By Aminah Sheikh


Let’s get down to brass tacks. Why do you write?

I write because I love to write. From childhood I have loved reading, and it was a natural progression to write stories as I grew older.

Tell us about your most recent book or writing project. What were you trying to say or achieve with it?

My publisher, Speaking Tiger, published my novel, Son of the Thundercloud in December 2016. It is the story of the Christ-child growing up as a Naga boy. I experimented with placing a well-known story in a completely different setting and giving it a different cultural background, transferring the mystery elements with it. It gave me the freedom to write about things that are very close to my heart: kindness, love and what my publisher calls the eternal aspect of life and love.

Describe your writing aesthetic.

It depends on whether I am writing fiction or non-fiction. Some books stay in my head for a long time before they come out on paper. I have writing bouts where I begin my days with writing and don’t stop until the last chapter as I don’t like leaving anything unfinished. If I am writing poetry, I go out of doors, sit in a cafe or sit by the boats alone for hours.

Who are your favorite authors?

Moris Farhi, Hugh McLellan, Ben Okri, Robin Ngangom, Tim Winton, Astrid Lindgren, Graham Cooke, Max Lucado, Michael Leunig, etc.

What’s the most challenging piece of writing you’ve attempted? Tell us why.

It would probably be MARI, a book on the Second World War and the Japanese Invasion of India via the Naga Hills. I used my aunt Mari’s diary and her memories and my mother’s memories to reconstruct the Kohima town as they knew it 60 odd years ago. Reconstructing historical events and details is both challenging and fascinating.

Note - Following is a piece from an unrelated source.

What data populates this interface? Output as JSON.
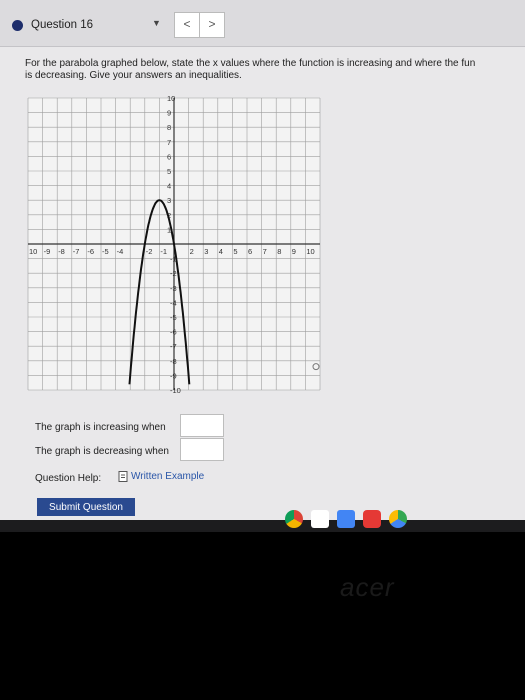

son-of-thundercloud_e-bookGrey Earth

When he had been travelling for two weeks, perhaps more,   he could not be sure, Pele came to the base of a black mountain. His feet hurt and his white canvas shoes were brown with dust. There had been no big roads, just narrow mountain paths that he followed up and down until they brought him to some human settlement or a solitary dwelling. He would partake of the hospitality of the starving inhabitants and continue on his journey.

Everywhere he stopped, he was told he should go to the Village of Weavers. Rumour had it that there was enough food and water to be found there. They might let him stay and build a home. In the last habitation where he was told this, a man gave him detailed directions to the Village of Weavers.

Pele decided to go, if only to keep travelling. He did not know if he wanted to build a home. He did not know what he wanted; except hunger, thirst and physical pain, he felt nothing. The journey could take him anywhere, or nowhere. The mountain lay between him and the Village of Weavers. It was a hard climb and when he reached the top, the sun had begun to sink low on the horizon. Pele stopped in his tracks and looked around him. He had never seen such desolation in all his travels. Before him stretched miles of barrenness. The earth was so dry that the soil no longer looked like soil. It had cracked apart, every brittle vein and ligament exposed, looking more like sun-dried sponge with big holes running through the sod. The brown colour had gone from the soil and if the traveller were to describe it, he would call it grey, death-grey. It had long given up the struggle to sustain any form of life. His eyes scanned the horizon for people, though he asked himself how anyone could possibly survive here.

To the east, he saw a knot of houses. But as he began his descent, he saw that they were dilapidated sheds crumbling to the ground, the few remaining posts vainly holding up the overhanging roofs of thatch. They looked as desolate as the dead fields. Everything looked abandoned. He decided to spend the night in one of the ruins and set out early for whatever else lay in his path. He was some distance from the base of the mountain when he saw movement. Two  dark figures emerged out of the sheds and stopped by a large rock, looking up at him. Were they human or were they spirits? He could not tell. His pace slowed down; he was surprised that he could still feel fear after weeks of lonely travel. He watched as the figures began to move again, almost gliding through the air rather than walking  on the dead earth. And as they came closer, something calmed him a little.

It was only when they spoke that he realized they were human. ‘You have come far, traveller. We have no food, but you may shelter in our house. That is our way.  We  never turn   a traveller away and it will soon be night, so you may be our guest.’